The Butterfly is messy in terms of neatness and design. It is not attractive. 
Use of Color

The color and/or design added to the butterfly is the same on the left and the right sides 
The color and/or design added to the butterfly is similar on the left and right sides but not exactly the same. 
The color and/or design added to the butterfly is not the same on the left and right sides. 
There was no use of color added to the butterfly. 
Total Score: _______/ 16
Stars ____________________________________________________________________________________________________
Steps ___________________________________________________________________________________________________
___________________________________________________________________________________________________________________________________________________________________________________
Learning Standards
4.G.3 : Recognize a line of symmetry for a twodimensional figure as a line across the figure such that the figure can be folded along the line into matching parts. Identify linesymmetric figures and draw lines of symmetry.
Curriculum
Objectives
Students will be able to identify symmetrical figures, draw/ recognize lines of symmetry for given two dimensional figures, and explain why or why not a figure has symmetry.

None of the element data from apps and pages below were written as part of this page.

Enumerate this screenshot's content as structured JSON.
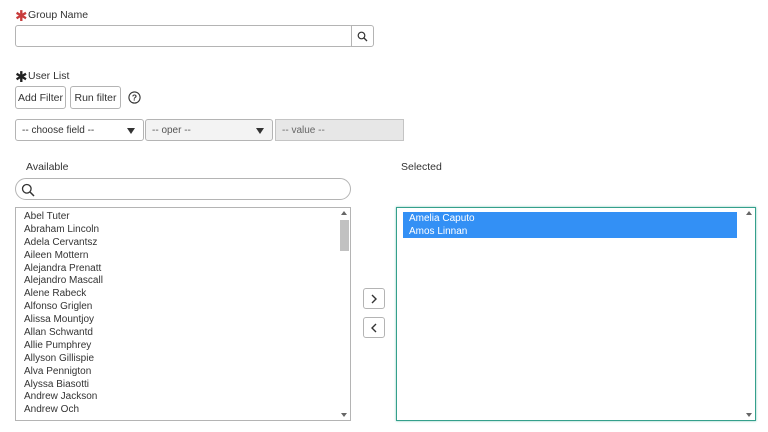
{
  "group_name": {
    "label": "Group Name",
    "value": "",
    "search_icon": "magnifier-icon"
  },
  "user_list": {
    "label": "User List",
    "add_filter_label": "Add Filter",
    "run_filter_label": "Run filter",
    "help_icon": "question-circle-icon",
    "field_select": "-- choose field --",
    "oper_select": "-- oper --",
    "value_placeholder": "-- value --"
  },
  "available": {
    "heading": "Available",
    "search_value": "",
    "items": [
      "Abel Tuter",
      "Abraham Lincoln",
      "Adela Cervantsz",
      "Aileen Mottern",
      "Alejandra Prenatt",
      "Alejandro Mascall",
      "Alene Rabeck",
      "Alfonso Griglen",
      "Alissa Mountjoy",
      "Allan Schwantd",
      "Allie Pumphrey",
      "Allyson Gillispie",
      "Alva Pennigton",
      "Alyssa Biasotti",
      "Andrew Jackson",
      "Andrew Och"
    ]
  },
  "selected": {
    "heading": "Selected",
    "items": [
      "Amelia Caputo",
      "Amos Linnan"
    ]
  },
  "colors": {
    "selection": "#3390f5",
    "focus_border": "#35a08c",
    "required_red": "#c83c3c"
  }
}
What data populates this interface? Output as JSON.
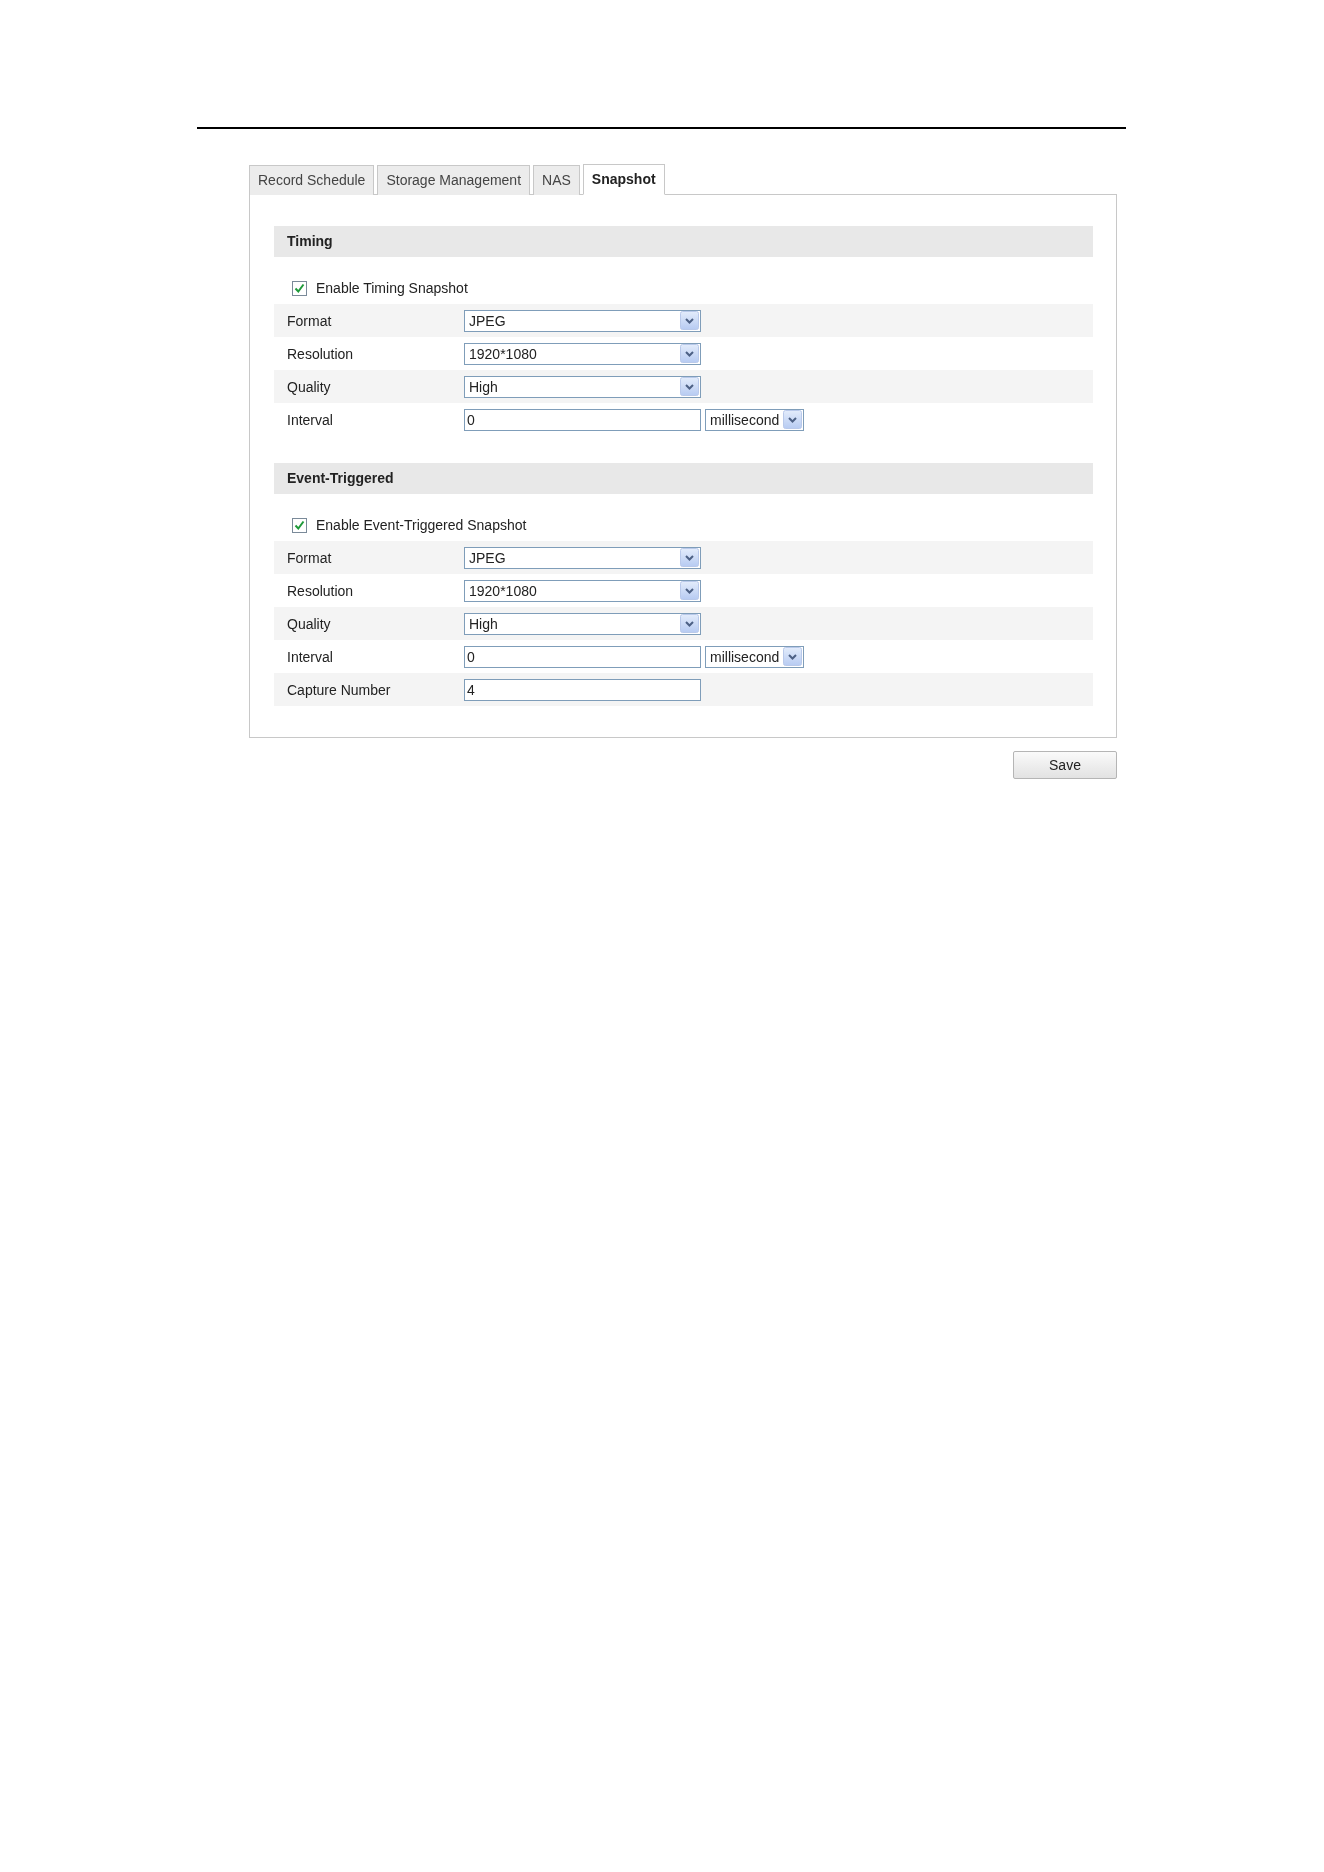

Background
What is the definition of Symmetry? Symmetry is a transformation that leaves that object unchanged. Symmetry comes from a Greek word meaning 'to measure together' and is widely used in the study of geometry. Mathematically, symmetry means that one shape becomes exactly like another when you move it in some way: turn, flip or slide. For two objects to be symmetrical, they must be the same size and shape, with one object having a different orientation from the first. There can also be symmetry in one object, such as a face. If you draw a line of symmetry down the center of your face, you can see that the left side is a mirror image of the right side. Not all objects have symmetry; if an object is not symmetrical, it is called asymmetric. There are three basic types of symmetry: rotational symmetry, reflection symmetry, and point symmetry.
Lines of Symmetry *a line that divides a 2D shape into halves that match when the shape is folded along the line of symmetry.
This is a trapezoid it has one line of symmetry.
This square is a regular polygon. It has 4 equal sides, and 4 lines of symmetry.
This parallelogram has zero lines of symmetry. 
Rotational Symmetry *a shape that can fit on itself exactly more than once in complete rotation has rotational symmetry.
This shape does not have rotational symmetry.
The square does have rotational symmetry. (order of 4)
This shape does have rotational symmetry (order of 2).